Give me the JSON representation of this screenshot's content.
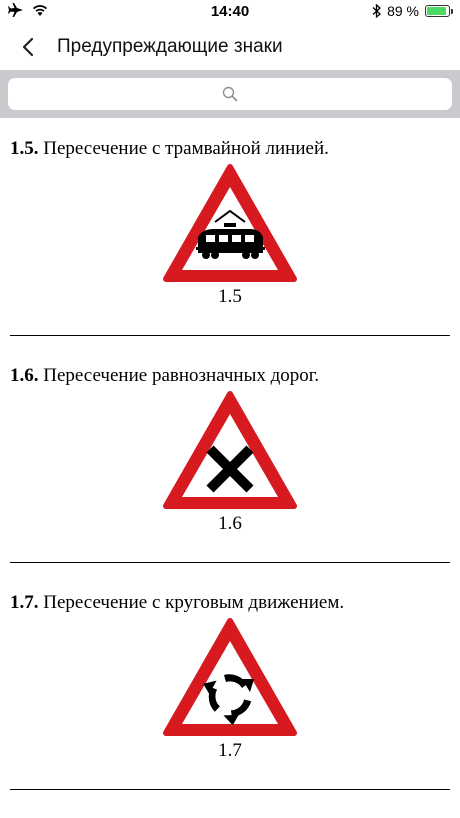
{
  "status_bar": {
    "time": "14:40",
    "battery_text": "89 %",
    "battery_level": 0.89,
    "icons": [
      "airplane-icon",
      "wifi-icon",
      "bluetooth-icon",
      "battery-icon"
    ]
  },
  "nav": {
    "title": "Предупреждающие знаки",
    "back_icon": "chevron-left-icon"
  },
  "search": {
    "icon": "search-icon",
    "placeholder": ""
  },
  "signs": [
    {
      "number": "1.5.",
      "title": "Пересечение с трамвайной линией.",
      "caption": "1.5",
      "symbol": "tram-icon"
    },
    {
      "number": "1.6.",
      "title": "Пересечение равнозначных дорог.",
      "caption": "1.6",
      "symbol": "cross-icon"
    },
    {
      "number": "1.7.",
      "title": "Пересечение с круговым движением.",
      "caption": "1.7",
      "symbol": "roundabout-icon"
    }
  ],
  "colors": {
    "sign_red": "#d71920",
    "search_bg": "#c9c9ce",
    "battery_green": "#4cd964"
  }
}
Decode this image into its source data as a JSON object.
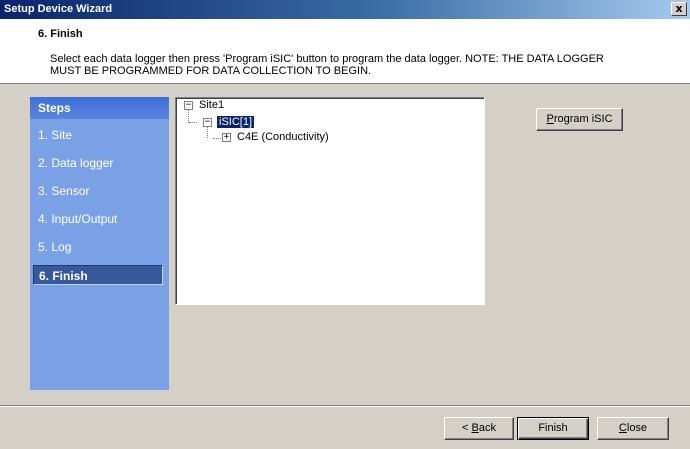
{
  "window": {
    "title": "Setup Device Wizard",
    "close_glyph": "x"
  },
  "header": {
    "title": "6. Finish",
    "desc_line1": "Select each data logger then press 'Program iSIC' button to program the data logger.  NOTE: THE DATA LOGGER",
    "desc_line2": "MUST BE PROGRAMMED FOR DATA COLLECTION TO BEGIN."
  },
  "steps": {
    "heading": "Steps",
    "items": [
      {
        "label": "1. Site",
        "active": false
      },
      {
        "label": "2. Data logger",
        "active": false
      },
      {
        "label": "3. Sensor",
        "active": false
      },
      {
        "label": "4. Input/Output",
        "active": false
      },
      {
        "label": "5. Log",
        "active": false
      },
      {
        "label": "6. Finish",
        "active": true
      }
    ]
  },
  "tree": {
    "root": {
      "label": "Site1",
      "expanded": true,
      "expander": "−"
    },
    "logger": {
      "label": "iSIC[1]",
      "selected": true,
      "expander": "−"
    },
    "sensor": {
      "label": "C4E (Conductivity)",
      "expander": "+"
    }
  },
  "buttons": {
    "program": {
      "prefix": "",
      "accel": "P",
      "rest": "rogram iSIC"
    },
    "back": {
      "prefix": "< ",
      "accel": "B",
      "rest": "ack"
    },
    "finish": {
      "prefix": "",
      "accel": "",
      "rest": "Finish"
    },
    "close": {
      "prefix": "",
      "accel": "C",
      "rest": "lose"
    }
  }
}
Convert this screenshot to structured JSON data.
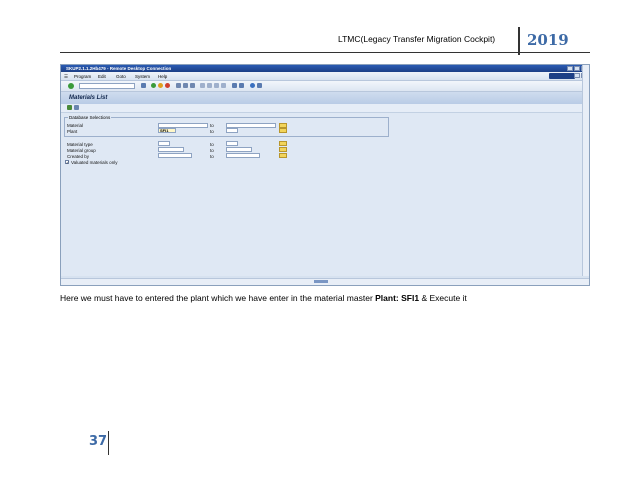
{
  "header": {
    "title": "LTMC(Legacy Transfer Migration Cockpit)",
    "year": "2019"
  },
  "screenshot": {
    "window_title": "SKUP2.1.1.2Hb479 - Remote Desktop Connection",
    "menu": [
      "Program",
      "Edit",
      "Goto",
      "System",
      "Help"
    ],
    "page_title": "Materials List",
    "group_title": "Database Selections",
    "fields": {
      "material_label": "Material",
      "plant_label": "Plant",
      "plant_value": "SFI1",
      "material_type_label": "Material type",
      "material_group_label": "Material group",
      "created_by_label": "Created by",
      "to_label": "to",
      "valuated_only_label": "Valuated materials only",
      "valuated_only_checked": true
    },
    "colors": {
      "titlebar": "#1c3f86",
      "background": "#dfe8f4",
      "accent": "#3d6aa6"
    }
  },
  "caption": {
    "text_before": "Here we must have to  entered the plant which we have enter in the material master ",
    "bold": "Plant: SFI1",
    "text_after": " & Execute it"
  },
  "footer": {
    "page_number": "37"
  }
}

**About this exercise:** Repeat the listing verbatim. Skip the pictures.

**Your response:**
Give me the JSON representation of this screenshot's content.
{
  "status_bar": {
    "time": "14:40",
    "battery_text": "89 %",
    "battery_level": 0.89,
    "icons": [
      "airplane-icon",
      "wifi-icon",
      "bluetooth-icon",
      "battery-icon"
    ]
  },
  "nav": {
    "title": "Предупреждающие знаки",
    "back_icon": "chevron-left-icon"
  },
  "search": {
    "icon": "search-icon",
    "placeholder": ""
  },
  "signs": [
    {
      "number": "1.5.",
      "title": "Пересечение с трамвайной линией.",
      "caption": "1.5",
      "symbol": "tram-icon"
    },
    {
      "number": "1.6.",
      "title": "Пересечение равнозначных дорог.",
      "caption": "1.6",
      "symbol": "cross-icon"
    },
    {
      "number": "1.7.",
      "title": "Пересечение с круговым движением.",
      "caption": "1.7",
      "symbol": "roundabout-icon"
    }
  ],
  "colors": {
    "sign_red": "#d71920",
    "search_bg": "#c9c9ce",
    "battery_green": "#4cd964"
  }
}
Decode this image into its source data as a JSON object.
{
  "window": {
    "title": "Setup Device Wizard",
    "close_glyph": "x"
  },
  "header": {
    "title": "6. Finish",
    "desc_line1": "Select each data logger then press 'Program iSIC' button to program the data logger.  NOTE: THE DATA LOGGER",
    "desc_line2": "MUST BE PROGRAMMED FOR DATA COLLECTION TO BEGIN."
  },
  "steps": {
    "heading": "Steps",
    "items": [
      {
        "label": "1. Site",
        "active": false
      },
      {
        "label": "2. Data logger",
        "active": false
      },
      {
        "label": "3. Sensor",
        "active": false
      },
      {
        "label": "4. Input/Output",
        "active": false
      },
      {
        "label": "5. Log",
        "active": false
      },
      {
        "label": "6. Finish",
        "active": true
      }
    ]
  },
  "tree": {
    "root": {
      "label": "Site1",
      "expanded": true,
      "expander": "−"
    },
    "logger": {
      "label": "iSIC[1]",
      "selected": true,
      "expander": "−"
    },
    "sensor": {
      "label": "C4E (Conductivity)",
      "expander": "+"
    }
  },
  "buttons": {
    "program": {
      "prefix": "",
      "accel": "P",
      "rest": "rogram iSIC"
    },
    "back": {
      "prefix": "< ",
      "accel": "B",
      "rest": "ack"
    },
    "finish": {
      "prefix": "",
      "accel": "",
      "rest": "Finish"
    },
    "close": {
      "prefix": "",
      "accel": "C",
      "rest": "lose"
    }
  }
}
Convert this screenshot to structured JSON data.
{
  "header": {
    "title": "LTMC(Legacy Transfer Migration Cockpit)",
    "year": "2019"
  },
  "screenshot": {
    "window_title": "SKUP2.1.1.2Hb479 - Remote Desktop Connection",
    "menu": [
      "Program",
      "Edit",
      "Goto",
      "System",
      "Help"
    ],
    "page_title": "Materials List",
    "group_title": "Database Selections",
    "fields": {
      "material_label": "Material",
      "plant_label": "Plant",
      "plant_value": "SFI1",
      "material_type_label": "Material type",
      "material_group_label": "Material group",
      "created_by_label": "Created by",
      "to_label": "to",
      "valuated_only_label": "Valuated materials only",
      "valuated_only_checked": true
    },
    "colors": {
      "titlebar": "#1c3f86",
      "background": "#dfe8f4",
      "accent": "#3d6aa6"
    }
  },
  "caption": {
    "text_before": "Here we must have to  entered the plant which we have enter in the material master ",
    "bold": "Plant: SFI1",
    "text_after": " & Execute it"
  },
  "footer": {
    "page_number": "37"
  }
}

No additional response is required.